David Lidington: Nine months on, DEFRA’s “Action Plan” on meat imports still not delivered

 

New EU rules, coming into force on 1 January 2003, bar travellers from bringing in meat or meat products as part of their personal allowance. But that only highlights the British Government’s failure to implement its own Action Plan.

 

Commenting, Shadow DEFRA Secretary of State David Lidington said;

 

“Foot and Mouth disease cost Britain £11 billion. Ministers say that the epidemic was caused by illegally imported meat. It’s now 15 months since the last case of Foot and Mouth and nine months since DEFRA published its so-called Action Plan.
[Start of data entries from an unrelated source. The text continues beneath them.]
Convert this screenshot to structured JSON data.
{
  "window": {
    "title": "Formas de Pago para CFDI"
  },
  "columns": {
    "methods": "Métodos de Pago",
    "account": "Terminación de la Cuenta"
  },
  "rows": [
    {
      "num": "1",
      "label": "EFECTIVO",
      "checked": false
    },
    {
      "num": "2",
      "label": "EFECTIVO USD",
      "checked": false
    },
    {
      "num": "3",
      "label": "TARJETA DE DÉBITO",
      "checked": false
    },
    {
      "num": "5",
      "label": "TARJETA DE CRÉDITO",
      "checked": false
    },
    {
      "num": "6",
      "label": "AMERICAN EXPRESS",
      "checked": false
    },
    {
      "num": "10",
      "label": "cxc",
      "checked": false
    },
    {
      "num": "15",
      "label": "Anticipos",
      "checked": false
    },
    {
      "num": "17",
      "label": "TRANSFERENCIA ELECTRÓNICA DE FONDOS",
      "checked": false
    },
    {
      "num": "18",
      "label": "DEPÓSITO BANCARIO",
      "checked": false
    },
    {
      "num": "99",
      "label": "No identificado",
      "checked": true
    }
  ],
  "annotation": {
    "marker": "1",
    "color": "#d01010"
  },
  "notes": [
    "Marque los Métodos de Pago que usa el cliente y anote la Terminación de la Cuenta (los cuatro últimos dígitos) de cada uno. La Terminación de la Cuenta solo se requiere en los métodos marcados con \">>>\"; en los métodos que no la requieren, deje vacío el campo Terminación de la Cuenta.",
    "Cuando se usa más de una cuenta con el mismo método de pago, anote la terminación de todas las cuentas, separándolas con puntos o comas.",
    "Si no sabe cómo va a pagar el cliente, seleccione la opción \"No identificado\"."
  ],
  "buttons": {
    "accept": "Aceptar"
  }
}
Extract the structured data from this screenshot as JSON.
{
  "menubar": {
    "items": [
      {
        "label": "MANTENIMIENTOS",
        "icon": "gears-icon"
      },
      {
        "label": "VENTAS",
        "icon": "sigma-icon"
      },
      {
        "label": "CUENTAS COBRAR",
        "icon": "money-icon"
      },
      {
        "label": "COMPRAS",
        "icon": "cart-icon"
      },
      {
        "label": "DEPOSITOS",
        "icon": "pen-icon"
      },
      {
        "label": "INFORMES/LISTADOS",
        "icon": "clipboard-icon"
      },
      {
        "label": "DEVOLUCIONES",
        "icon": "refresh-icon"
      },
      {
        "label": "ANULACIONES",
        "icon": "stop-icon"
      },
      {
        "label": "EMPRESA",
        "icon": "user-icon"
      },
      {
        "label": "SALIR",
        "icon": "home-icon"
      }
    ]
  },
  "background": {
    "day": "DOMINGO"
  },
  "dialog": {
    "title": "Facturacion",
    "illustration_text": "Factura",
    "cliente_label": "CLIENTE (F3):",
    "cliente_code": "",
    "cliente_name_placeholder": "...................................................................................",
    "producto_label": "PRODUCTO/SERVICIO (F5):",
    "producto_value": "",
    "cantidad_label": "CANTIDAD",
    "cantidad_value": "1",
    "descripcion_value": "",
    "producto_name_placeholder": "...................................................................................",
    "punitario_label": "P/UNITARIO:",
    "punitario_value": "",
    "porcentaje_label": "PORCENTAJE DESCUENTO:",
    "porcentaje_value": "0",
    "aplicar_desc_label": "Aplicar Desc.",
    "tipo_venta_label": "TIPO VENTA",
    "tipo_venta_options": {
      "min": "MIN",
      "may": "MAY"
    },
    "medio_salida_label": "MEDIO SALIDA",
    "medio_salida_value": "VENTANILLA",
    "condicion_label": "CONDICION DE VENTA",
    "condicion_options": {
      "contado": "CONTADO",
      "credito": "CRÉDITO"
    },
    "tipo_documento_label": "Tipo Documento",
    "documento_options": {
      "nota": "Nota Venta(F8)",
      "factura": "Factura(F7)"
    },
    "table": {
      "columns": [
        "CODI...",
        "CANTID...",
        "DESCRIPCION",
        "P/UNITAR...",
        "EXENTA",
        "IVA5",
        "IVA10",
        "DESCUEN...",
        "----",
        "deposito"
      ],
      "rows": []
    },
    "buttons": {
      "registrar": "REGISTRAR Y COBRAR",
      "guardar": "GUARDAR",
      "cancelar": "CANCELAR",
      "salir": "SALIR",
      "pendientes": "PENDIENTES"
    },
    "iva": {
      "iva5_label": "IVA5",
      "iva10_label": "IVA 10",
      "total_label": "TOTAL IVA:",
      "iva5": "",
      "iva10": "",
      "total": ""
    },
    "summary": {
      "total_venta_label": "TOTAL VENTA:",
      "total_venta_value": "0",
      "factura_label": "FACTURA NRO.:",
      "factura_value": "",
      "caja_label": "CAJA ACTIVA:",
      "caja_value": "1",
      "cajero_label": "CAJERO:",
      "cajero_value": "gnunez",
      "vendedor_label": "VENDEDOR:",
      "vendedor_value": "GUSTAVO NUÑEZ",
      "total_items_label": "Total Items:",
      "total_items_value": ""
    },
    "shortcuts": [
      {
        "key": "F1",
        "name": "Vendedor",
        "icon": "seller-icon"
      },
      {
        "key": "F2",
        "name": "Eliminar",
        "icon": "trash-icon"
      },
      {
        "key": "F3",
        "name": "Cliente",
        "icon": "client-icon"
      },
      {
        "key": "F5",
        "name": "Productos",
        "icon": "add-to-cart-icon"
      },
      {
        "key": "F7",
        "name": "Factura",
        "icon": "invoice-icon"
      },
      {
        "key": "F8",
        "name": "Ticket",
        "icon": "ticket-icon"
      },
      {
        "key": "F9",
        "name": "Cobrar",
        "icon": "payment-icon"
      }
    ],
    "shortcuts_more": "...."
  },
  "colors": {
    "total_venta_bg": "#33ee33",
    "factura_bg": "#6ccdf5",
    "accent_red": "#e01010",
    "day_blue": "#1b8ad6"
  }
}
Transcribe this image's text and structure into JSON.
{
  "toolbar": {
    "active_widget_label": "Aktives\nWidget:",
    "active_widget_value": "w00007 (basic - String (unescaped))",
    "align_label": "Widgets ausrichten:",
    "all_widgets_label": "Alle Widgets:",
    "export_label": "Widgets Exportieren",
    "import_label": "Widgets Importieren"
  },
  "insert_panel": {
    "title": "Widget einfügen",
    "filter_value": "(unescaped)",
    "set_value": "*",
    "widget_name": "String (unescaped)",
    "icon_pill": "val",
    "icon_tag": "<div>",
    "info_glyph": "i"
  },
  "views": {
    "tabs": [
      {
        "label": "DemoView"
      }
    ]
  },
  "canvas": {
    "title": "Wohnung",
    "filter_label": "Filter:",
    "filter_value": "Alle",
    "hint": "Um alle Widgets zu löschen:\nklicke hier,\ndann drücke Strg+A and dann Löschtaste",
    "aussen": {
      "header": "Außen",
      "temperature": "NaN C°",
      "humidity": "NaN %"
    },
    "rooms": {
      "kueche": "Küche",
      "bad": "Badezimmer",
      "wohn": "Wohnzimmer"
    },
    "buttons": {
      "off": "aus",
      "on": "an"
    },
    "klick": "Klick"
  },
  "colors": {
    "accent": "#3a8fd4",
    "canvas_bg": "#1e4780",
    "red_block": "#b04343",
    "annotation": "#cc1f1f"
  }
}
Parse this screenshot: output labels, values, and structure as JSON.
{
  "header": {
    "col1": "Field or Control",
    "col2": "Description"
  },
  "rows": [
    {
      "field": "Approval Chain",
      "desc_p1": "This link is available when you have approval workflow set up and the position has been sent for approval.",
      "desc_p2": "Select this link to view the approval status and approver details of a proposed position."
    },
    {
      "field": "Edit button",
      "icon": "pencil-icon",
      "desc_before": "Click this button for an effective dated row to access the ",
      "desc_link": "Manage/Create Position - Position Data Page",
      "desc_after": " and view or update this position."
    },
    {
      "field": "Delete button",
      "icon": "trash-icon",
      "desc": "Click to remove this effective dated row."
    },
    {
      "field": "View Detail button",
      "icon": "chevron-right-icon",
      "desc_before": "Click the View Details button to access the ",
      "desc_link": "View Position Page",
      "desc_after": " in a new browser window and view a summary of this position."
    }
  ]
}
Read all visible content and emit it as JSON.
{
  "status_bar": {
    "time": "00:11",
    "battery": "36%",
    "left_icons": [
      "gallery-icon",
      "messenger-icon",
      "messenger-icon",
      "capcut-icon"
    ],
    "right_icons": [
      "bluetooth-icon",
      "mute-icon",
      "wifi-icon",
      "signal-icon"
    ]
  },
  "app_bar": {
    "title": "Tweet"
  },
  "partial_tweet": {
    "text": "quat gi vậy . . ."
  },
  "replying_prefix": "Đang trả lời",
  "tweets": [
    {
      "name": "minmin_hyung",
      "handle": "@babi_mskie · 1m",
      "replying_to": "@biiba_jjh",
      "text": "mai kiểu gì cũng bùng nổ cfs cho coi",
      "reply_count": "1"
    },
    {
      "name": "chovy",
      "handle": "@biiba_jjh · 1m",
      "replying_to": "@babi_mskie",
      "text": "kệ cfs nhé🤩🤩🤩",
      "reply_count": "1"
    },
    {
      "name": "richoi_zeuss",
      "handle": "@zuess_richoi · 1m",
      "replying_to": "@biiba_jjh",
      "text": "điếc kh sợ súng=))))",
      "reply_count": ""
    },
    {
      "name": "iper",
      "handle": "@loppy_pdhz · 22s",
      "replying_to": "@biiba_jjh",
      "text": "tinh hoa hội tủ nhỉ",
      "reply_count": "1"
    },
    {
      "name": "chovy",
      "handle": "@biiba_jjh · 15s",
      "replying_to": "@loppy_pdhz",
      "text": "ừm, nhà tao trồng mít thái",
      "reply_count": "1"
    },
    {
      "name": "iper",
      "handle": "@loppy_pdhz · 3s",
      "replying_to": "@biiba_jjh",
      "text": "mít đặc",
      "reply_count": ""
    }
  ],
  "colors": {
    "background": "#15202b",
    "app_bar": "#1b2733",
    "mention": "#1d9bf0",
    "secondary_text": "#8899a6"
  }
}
Yet almost nothing has been done actually to strengthen port controls.

 

 “The Government’s sloth and incompetence on this matter is scandalous.”

 

 

ENDS

 

For further information contact the CCO Media Unit on 0207 984 8121 or David Lidington on pager 07626 802627.

 

Notes to Editors

The European Union’s Standing Committee on the Food Chain and Animal Health agreed unanimously on 20 September 2002 to introduce the interim safeguard rules – meaning that travellers entering the UK from 1 January 2003 are prohibited from the personal import of meat, meat products, milk and milk products.

 

The exceptions are powdered infant milk, infant food and special foods required for medical reasons that do not require refrigeration before consumption and are propriety branded products with packaging intact.

 

Although the Government published an Action Plan in March, the current situation was pretty well summed up by the chairman of the Royal Society inquiry, Sir Brian Follett, who when asked by the Select Committee what was missing from the Government's action plan replied with the single word ‘Action.’

 

  • The Risk Assessment (described as a ‘key element’ of the action plan on the DEFRA website) has still not been published; it was due to be published in the ‘autumn’.

 

  • Responsibility: It was announced (on 6 November 2002) that Customs and Excise would be taking over responsibility for enforcing import controls on meat and plant produce. There have been no details of the priority that Customs is to give to the task, nor any details of the budget, resources or staffing that will be available to them. The powers for enforcement officers to search baggage were extended in May 2002. The Government ‘are now reviewing powers further’ since the decisions to delegate responsibility to Customs and Excise. (HoCs WPQ, 25 Nov 2002: Column 45W).

 

  • Amnesty bins: No official amnesty bins have been installed at UK ports or airports.  Despite an ‘action group’ meeting on 22 August. (HoCs WPQ, 2 December 2002, Column 494W)

 

  • Landing cards: DEFRA on their website say they are ‘talking to the Home Office, Customs and others about the introduction of declarations on Landing Cards’. There has been no progress as yet and Mrs Beckett is unable to say when there will be. (Hansard 21 November 2002, col. 770)

 

  • Sniffer Dogs: As a pilot scheme, two sniffer dogs were put into action in August this year at Heathrow. Australia has 82 sniffer dogs to detect illegal meat. As the NFU said: ‘Two detector dogs are a start but something nearer 200 are required to provide the level of protection that British livestock deserve. Those two dogs will have their work cut out checking the 219,178 bags that arrive at Heathrow every day.’ (The Times, 20 December 2002).